People looked at me like I was crazy when I said I wanted to run ESXi nested in vCloud Air OnDemand. Everyones first question was why? I have some specific use cases where I need to test integrations between layers of a VMware based Cloud Management Platform and push the scalability beyond what I could run in my lab. I needed this test platform to be long lived (which ruled out using EMC vLab), but I didn't need it to be powered up all the time. Combine that variably of demand with the fact that I only have 96GB of RAM available in my home lab and you have the perfect public cloud use case. The icing on the cake for me is that I can create geographically distributed vCenters to simulate a large F500 enterprise environment.
The catch is that the virtual switches in vCloud Air aren't configured for promiscuous access, so any guest VMs that you run on your nested hosts won't have internet access. Not a problem for me since this will be part of a geographically distributed scaling exercise and I don't need them to do anything.
So, why would anyone else want to run ESXi in vCloud Air OnDemand? Number one reason is a VCP / VCAP lab as a service on vCloud Air.
If you have lab needs beyond the VMware Hands on Labs, but don't have they equipment at home vCloud Air OnDemand could give you a lab with persistence while you prepped for the vCAP-DCA or other lab based exam. When your instances are powered off you only carry the storage costs. You could get by without a public IP simply running a small lab and accessing your Windows based vCenter through the vCloud Air console, removing the public IP reservation removed the majority of the powered off costs.

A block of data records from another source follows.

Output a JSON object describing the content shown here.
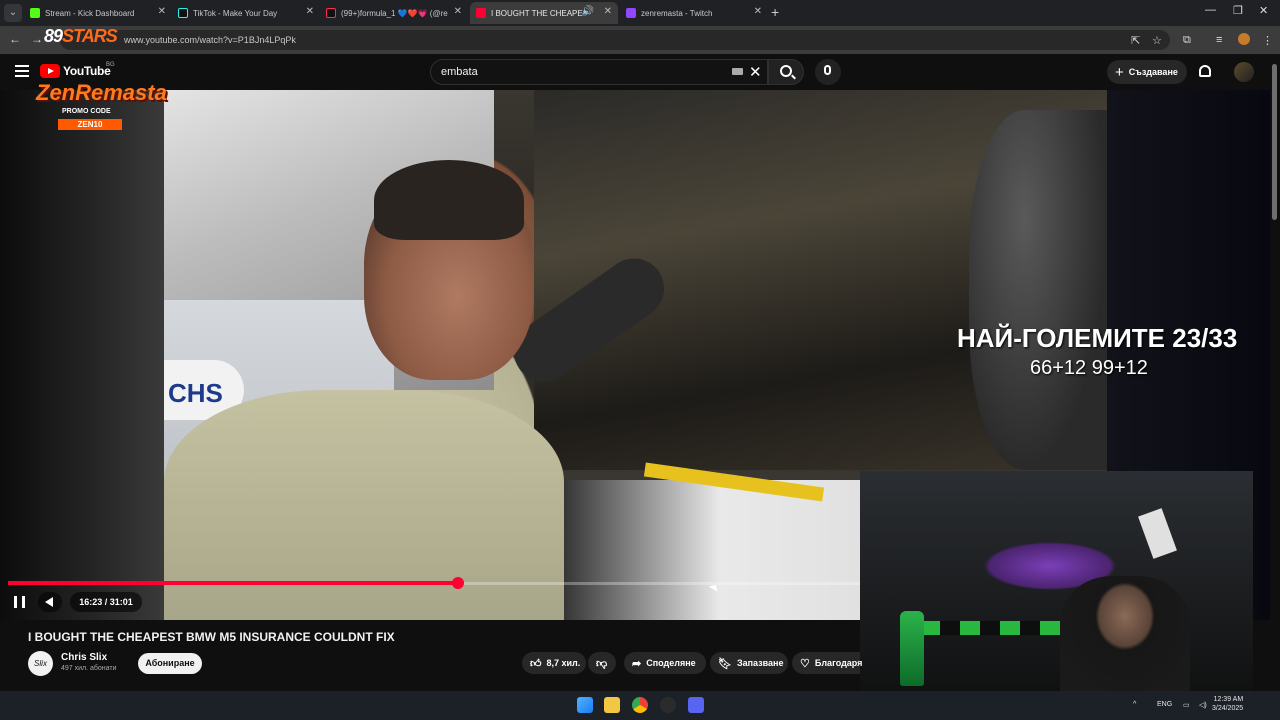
{
  "browser": {
    "tabs": [
      {
        "label": "Stream - Kick Dashboard",
        "color": "#53fc18",
        "active": false
      },
      {
        "label": "TikTok - Make Your Day",
        "color": "#111111",
        "active": false
      },
      {
        "label": "(99+)formula_1 💙❤️💗 (@re",
        "color": "#111111",
        "active": false
      },
      {
        "label": "I BOUGHT THE CHEAPEST B",
        "color": "#ff0033",
        "active": true
      },
      {
        "label": "zenremasta - Twitch",
        "color": "#9146ff",
        "active": false
      }
    ],
    "url": "www.youtube.com/watch?v=P1BJn4LPqPk"
  },
  "youtube": {
    "logo_text": "YouTube",
    "region": "BG",
    "search_value": "embata",
    "create_label": "Създаване"
  },
  "overlay": {
    "stars_logo": "89",
    "stars_word": "STARS",
    "brand": "ZenRemasta",
    "promo_label": "PROMO CODE",
    "promo_code": "ZEN10",
    "headline": "НАЙ-ГОЛЕМИТЕ 23/33",
    "subline": "66+12 99+12"
  },
  "player": {
    "time": "16:23 / 31:01",
    "progress": 0.528,
    "frame_logo_text": "CHS"
  },
  "video": {
    "title": "I BOUGHT THE CHEAPEST BMW M5 INSURANCE COULDNT FIX",
    "channel": "Chris Slix",
    "subscribers": "497 хил. абонати",
    "subscribe_label": "Абониране",
    "likes": "8,7 хил.",
    "share_label": "Споделяне",
    "save_label": "Запазване",
    "thanks_label": "Благодаря"
  },
  "taskbar": {
    "lang": "ENG",
    "time": "12:39 AM",
    "date": "3/24/2025"
  },
  "colors": {
    "accent": "#ff0033",
    "background": "#0f0f0f"
  }
}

As a test run I built a small vCenter and two ESXi hosts on vCloud Air on Demand before I build out my larger environment. Deep dive after the break.
Register and activate a vCloud Air OnDemand account
Upload ESXi and vCenter Media
Create an "Lab" vApp
Complete the Software Install
- Install ESXi - Mount the ISO, hit F11 and Enter until the install is complete.
- Install FreeNAS or other virtual storage appliance.
- Install vCenter - Mount the vCenter ISO to the Windows 2012R2 box and run the simple install.
What does it cost?
I'l update standby and running costs in a bit when I have it sorted out. Right now my running costs for two windows hosts and a vCenter look to be about $0.46 an hour. The majority of that powered off cost is for a public IP, which I think is an impact of the bug I mentioned. I'm going to open a support SR since based on the documentation that charge should come off of there when the SNAT rules are removed, I'll update the powered off cost when that is resolved.
I also deleted the media I used for the install to reduce the storage costs.
Update : Here are my configuration and costs.
EDIT : I pulled FreeNAS out and just run NFS on Windows vCenter
NFS on Windows for shared storage is working fine in this environment.